Saleem Malik has formally responded to a pending inquiry stemming from a newspaper sting operation carried out 20 years ago. The responses, filed to the PCB, ESPNcricinfo understands, are to questions surrounding an investigation by the now-defunct News of the World - the same newspaper and reporter that carried out the Lord's 2010 sting - in which Malik was allegedly caught on video offering to potentially corrupt players and games.
The revelations and allegations from the sting were not part of the Justice Qayyum inquiry which banned Malik for life in 2000 - that inquiry and sentencing had taken place just before the tabloid sting.
The board has confirmed the receipt of Malik's response and says it is under review. Although Malik had volunteered to clear his name when the PCB set up an integrity commission in the wake of the 2010 spot-fixing saga, he hadn't, before Monday, responded to the PCB summons relating to the sting operation.
Last month, Malik re-emerged after a movement appeared to have begun urging the PCB to reintegrate him. The Qayyum report found him guilty of attempting to fix a Test match, before a Lahore sessions court lifted the ban in 2008. Shortly after that verdict, the PCB denied that it had offered him the post of head coach at the National Cricket Academy, a day after he said he had accepted an offer for the same. Since then, he had been largely off the grid.
"I have never been quiet, I wasn't given ample coverage," Malik said outside the Gaddafi Stadium after submitting his response to the PCB's Security and Anti-corruption head. "I have been disheartened when my previous press conferences were under-reported, but now we have social media [which is] a good medium to be heard. Even if you guys [the media] are not coming to cover me, I can still record and make it viral on social media. I have become a grandfather now and I don't like to be maligned every now and then on TV.
"I have submitted a detailed reply and the transcript they gave me was totally mala fide [in bad faith]. I've been fighting my case in courts for eight years and they [the PCB] never offered any such transcript [against him in court] ever. The Justice Qayyum report doesn't carry any value and it was biased. So this is all lies against me and I have been suffering with injustice for long.
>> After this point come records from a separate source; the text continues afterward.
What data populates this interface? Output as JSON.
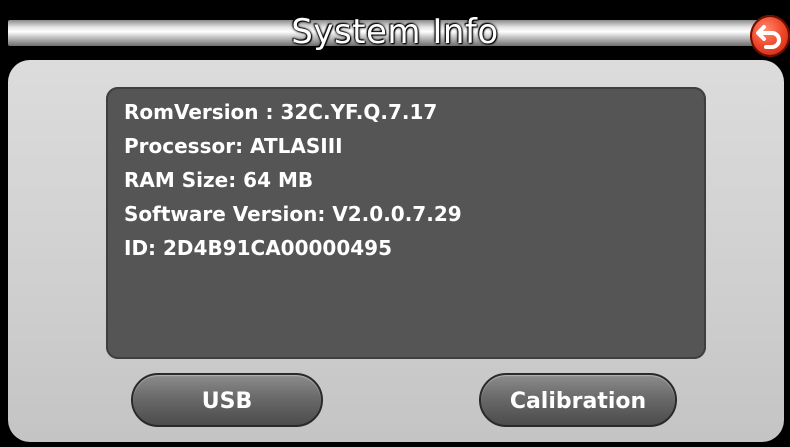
{
  "header": {
    "title": "System Info",
    "back_icon": "back-arrow-icon",
    "back_color": "#f0482b"
  },
  "info": {
    "lines": [
      "RomVersion : 32C.YF.Q.7.17",
      "Processor: ATLASIII",
      "RAM Size: 64 MB",
      "Software Version: V2.0.0.7.29",
      "ID: 2D4B91CA00000495"
    ]
  },
  "buttons": {
    "usb_label": "USB",
    "calibration_label": "Calibration"
  }
}
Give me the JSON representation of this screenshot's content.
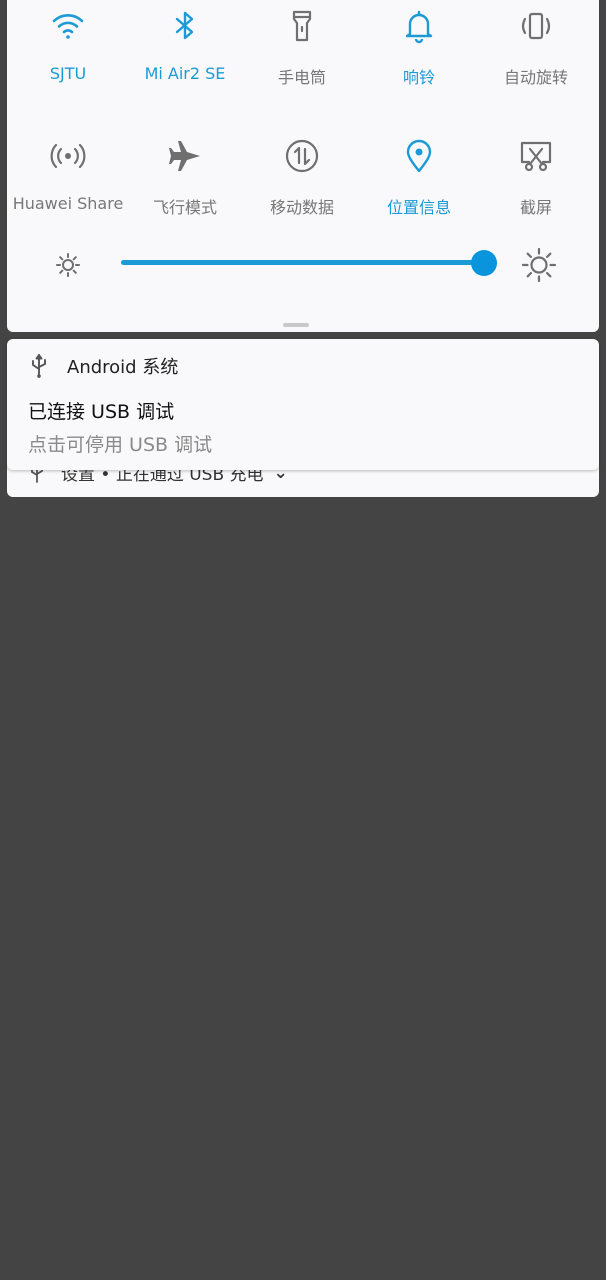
{
  "quick_settings": {
    "tiles": [
      {
        "id": "wifi",
        "label": "SJTU",
        "icon": "wifi-icon",
        "active": true
      },
      {
        "id": "bluetooth",
        "label": "Mi Air2 SE",
        "icon": "bluetooth-icon",
        "active": true
      },
      {
        "id": "flashlight",
        "label": "手电筒",
        "icon": "flashlight-icon",
        "active": false
      },
      {
        "id": "ring",
        "label": "响铃",
        "icon": "bell-icon",
        "active": true
      },
      {
        "id": "autorotate",
        "label": "自动旋转",
        "icon": "rotate-icon",
        "active": false
      },
      {
        "id": "huawei_share",
        "label": "Huawei Share",
        "icon": "share-icon",
        "active": false
      },
      {
        "id": "airplane",
        "label": "飞行模式",
        "icon": "airplane-icon",
        "active": false
      },
      {
        "id": "mobile_data",
        "label": "移动数据",
        "icon": "mobile-data-icon",
        "active": false
      },
      {
        "id": "location",
        "label": "位置信息",
        "icon": "location-icon",
        "active": true
      },
      {
        "id": "screenshot",
        "label": "截屏",
        "icon": "screenshot-icon",
        "active": false
      }
    ],
    "brightness_level": 0.97
  },
  "notification": {
    "app_name": "Android 系统",
    "title": "已连接 USB 调试",
    "text": "点击可停用 USB 调试",
    "icon": "usb-icon"
  },
  "notification_behind": {
    "text": "设置 • 正在通过 USB 充电",
    "icon": "usb-icon"
  },
  "colors": {
    "accent": "#1b9ad6",
    "inactive": "#777777",
    "panel": "#f9f9fb",
    "background": "#444444"
  }
}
I never criticise anyone in my statements [...] they're all great players who served the country with distinction. But at the same time, I also served Pakistan and won a lot games for the country and I deserve to be treated equally. I know there have been a lot changes at the helm in the last ten years but for now I hope for the best."
Malik is one of only five Pakistan players to play over 100 Tests. He played 103 Tests and 263 ODIs for Pakistan from 1981 to 1999, but his career was ultimately overshadowed by the match-fixing scandal. In a judicial inquiry that began in 1998 and continued for 13 months, he was found guilty of attempting to bribe the Australia cricketer Mark Waugh to fix the 1994-95 Karachi Test.
Umar Farooq is ESPNcricinfo's Pakistan correspondent